Between now and the Crufts show, though, is America’s favorite and most famous dog show, the Westminster Kennel Club’s 138th annual Westminster Dog Show February 10-11 in New York City. Edgecomb and Lara’s victory at the Eukanuba National Championships also qualified them to participate at this prestigious dog show.

The Westminster show’s evening competition will be televised live on CNBC from 8-11 p.m. on Monday, and on USA from 8-11 p.m. on Tuesday. Should Edgecomb qualify for the junior showmanship finals, she would compete Tuesday evening.

Besides winning the title at the Eukanuba show and qualifying to compete at Westminster and Crufts, Edgecomb also was awarded a $2,000 college scholarship.

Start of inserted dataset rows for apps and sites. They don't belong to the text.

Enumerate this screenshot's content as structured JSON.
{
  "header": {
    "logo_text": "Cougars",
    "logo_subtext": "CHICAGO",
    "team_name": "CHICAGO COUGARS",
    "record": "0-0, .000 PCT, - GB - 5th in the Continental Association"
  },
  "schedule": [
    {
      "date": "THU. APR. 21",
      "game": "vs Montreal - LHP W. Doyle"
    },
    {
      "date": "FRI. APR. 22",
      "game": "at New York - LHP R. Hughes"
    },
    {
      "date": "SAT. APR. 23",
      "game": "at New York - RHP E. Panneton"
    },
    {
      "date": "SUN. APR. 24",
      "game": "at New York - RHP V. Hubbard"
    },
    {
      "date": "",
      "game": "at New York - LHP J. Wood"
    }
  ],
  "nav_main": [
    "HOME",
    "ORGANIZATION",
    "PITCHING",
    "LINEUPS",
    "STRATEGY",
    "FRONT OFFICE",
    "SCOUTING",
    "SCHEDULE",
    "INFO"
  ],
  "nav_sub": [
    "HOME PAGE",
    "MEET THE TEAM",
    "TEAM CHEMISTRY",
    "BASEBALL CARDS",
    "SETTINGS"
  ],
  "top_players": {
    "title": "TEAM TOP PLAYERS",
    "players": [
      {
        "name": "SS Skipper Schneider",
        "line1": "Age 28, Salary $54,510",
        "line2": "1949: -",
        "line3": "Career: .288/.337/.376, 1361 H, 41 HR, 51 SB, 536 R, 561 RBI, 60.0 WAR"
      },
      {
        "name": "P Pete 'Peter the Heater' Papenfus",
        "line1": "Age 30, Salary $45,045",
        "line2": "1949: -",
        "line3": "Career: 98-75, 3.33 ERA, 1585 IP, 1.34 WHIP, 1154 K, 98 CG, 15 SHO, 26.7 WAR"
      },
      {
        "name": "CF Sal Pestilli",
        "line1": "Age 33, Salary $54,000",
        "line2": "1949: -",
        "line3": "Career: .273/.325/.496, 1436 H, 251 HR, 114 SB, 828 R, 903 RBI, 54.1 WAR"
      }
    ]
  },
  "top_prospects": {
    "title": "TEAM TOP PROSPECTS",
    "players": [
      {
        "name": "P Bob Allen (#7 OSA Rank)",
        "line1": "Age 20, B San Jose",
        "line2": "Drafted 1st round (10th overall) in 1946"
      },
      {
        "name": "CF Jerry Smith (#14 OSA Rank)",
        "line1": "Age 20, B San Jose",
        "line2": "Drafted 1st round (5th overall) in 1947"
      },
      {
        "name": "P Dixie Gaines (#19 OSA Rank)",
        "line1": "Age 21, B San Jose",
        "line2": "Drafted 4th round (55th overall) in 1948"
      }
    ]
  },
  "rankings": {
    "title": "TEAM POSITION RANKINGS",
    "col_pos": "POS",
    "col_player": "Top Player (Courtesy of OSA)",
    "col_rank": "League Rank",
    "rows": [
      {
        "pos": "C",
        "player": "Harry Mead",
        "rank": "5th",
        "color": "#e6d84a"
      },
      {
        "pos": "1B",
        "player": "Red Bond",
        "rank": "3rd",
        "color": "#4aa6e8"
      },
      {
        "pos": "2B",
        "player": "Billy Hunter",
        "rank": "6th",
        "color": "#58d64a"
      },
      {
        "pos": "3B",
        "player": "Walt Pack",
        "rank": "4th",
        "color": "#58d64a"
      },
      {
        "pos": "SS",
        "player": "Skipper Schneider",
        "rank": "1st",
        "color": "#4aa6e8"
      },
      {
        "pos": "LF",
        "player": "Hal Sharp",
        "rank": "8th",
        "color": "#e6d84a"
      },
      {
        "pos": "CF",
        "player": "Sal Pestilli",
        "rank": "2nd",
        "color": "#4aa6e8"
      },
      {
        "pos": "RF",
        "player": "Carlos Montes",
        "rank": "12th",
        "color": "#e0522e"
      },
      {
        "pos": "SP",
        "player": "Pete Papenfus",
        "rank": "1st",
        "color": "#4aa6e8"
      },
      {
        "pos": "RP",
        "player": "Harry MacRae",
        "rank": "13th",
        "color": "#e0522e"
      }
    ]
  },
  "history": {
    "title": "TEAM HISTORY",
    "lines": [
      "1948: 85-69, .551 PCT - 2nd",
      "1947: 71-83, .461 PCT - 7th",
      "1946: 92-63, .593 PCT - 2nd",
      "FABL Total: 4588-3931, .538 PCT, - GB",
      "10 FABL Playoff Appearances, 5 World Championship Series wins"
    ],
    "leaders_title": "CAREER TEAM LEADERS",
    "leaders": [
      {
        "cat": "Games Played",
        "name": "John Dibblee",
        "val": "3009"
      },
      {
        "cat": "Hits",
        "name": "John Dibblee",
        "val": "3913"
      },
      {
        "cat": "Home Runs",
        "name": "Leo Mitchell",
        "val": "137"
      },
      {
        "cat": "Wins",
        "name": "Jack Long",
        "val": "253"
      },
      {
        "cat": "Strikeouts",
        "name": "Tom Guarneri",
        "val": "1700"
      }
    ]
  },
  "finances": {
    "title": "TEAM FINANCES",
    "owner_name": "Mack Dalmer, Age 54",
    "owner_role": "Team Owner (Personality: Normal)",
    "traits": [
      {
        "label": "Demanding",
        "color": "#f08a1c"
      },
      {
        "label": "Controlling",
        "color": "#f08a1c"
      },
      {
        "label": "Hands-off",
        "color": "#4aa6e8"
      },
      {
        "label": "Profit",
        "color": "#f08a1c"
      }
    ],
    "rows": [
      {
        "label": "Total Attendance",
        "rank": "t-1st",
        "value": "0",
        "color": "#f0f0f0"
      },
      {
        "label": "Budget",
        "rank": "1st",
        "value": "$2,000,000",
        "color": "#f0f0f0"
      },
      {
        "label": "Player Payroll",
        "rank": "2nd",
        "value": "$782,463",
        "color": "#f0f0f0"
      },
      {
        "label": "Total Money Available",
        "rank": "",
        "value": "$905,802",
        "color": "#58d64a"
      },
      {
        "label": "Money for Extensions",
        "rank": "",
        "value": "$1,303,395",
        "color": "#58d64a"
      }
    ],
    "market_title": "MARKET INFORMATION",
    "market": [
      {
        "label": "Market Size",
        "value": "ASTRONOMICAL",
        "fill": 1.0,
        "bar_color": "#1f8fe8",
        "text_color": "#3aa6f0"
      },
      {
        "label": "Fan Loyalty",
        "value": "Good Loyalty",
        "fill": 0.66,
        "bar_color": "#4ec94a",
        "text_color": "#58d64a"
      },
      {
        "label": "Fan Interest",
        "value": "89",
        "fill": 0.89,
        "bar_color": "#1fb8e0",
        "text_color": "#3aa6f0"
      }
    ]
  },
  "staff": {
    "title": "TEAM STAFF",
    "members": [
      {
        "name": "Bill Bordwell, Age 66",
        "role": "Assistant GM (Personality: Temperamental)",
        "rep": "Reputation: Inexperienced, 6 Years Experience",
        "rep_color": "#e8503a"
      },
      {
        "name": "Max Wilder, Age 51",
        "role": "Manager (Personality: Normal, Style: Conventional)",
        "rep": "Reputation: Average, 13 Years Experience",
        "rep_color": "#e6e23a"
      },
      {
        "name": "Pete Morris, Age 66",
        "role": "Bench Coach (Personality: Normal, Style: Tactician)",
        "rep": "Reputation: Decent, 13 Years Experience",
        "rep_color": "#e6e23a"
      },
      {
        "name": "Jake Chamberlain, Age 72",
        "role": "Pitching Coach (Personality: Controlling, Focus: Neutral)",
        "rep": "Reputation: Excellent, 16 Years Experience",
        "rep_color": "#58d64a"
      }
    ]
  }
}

While practicing and participating in dog shows takes up most of her spare time, Edgecomb still makes time for two other activities in her life. She is very active as a 4-H member not only in Snohomish County, but also has taken on mentorship and leadership roles by becoming a teen leader and State 4-H Ambassador. At school she’s participated in choir for almost eight years because she loves to sing.

Edgecomb gives a lot of credit for her success to her mom, Dena Edgecomb, a single mother who has supported her daughter’s efforts every step of the way. Edgecomb’s mom has worked hard to save enough money for her daughter to travel to various dog shows around the country, but after winning the Eukanuba competition and suddenly being qualified to travel to New York City and England to compete makes covering the costs of travel a bit harder for her mom.

Thankfully, Edgecomb has friends and family who are helping to support her dream, and it was one of her friends who set up the website so fans and supporters could have an easy way to make a donation to cover travel expenses. Visitors to the website will also find a link to the video of the junior showmanship finals at the Eukanuba National Championship.


Photo by Robert Young © AKC

Katelynn Edgecomb, a Bothell High School sophomore, recently won the best junior handler showmanship championship at the AKC Eukanuba National Championship held in Orlando, Florida in December. She is shown here with her pug, Lara. Next up for the pair is the Westminster Kennel Club show in New York City.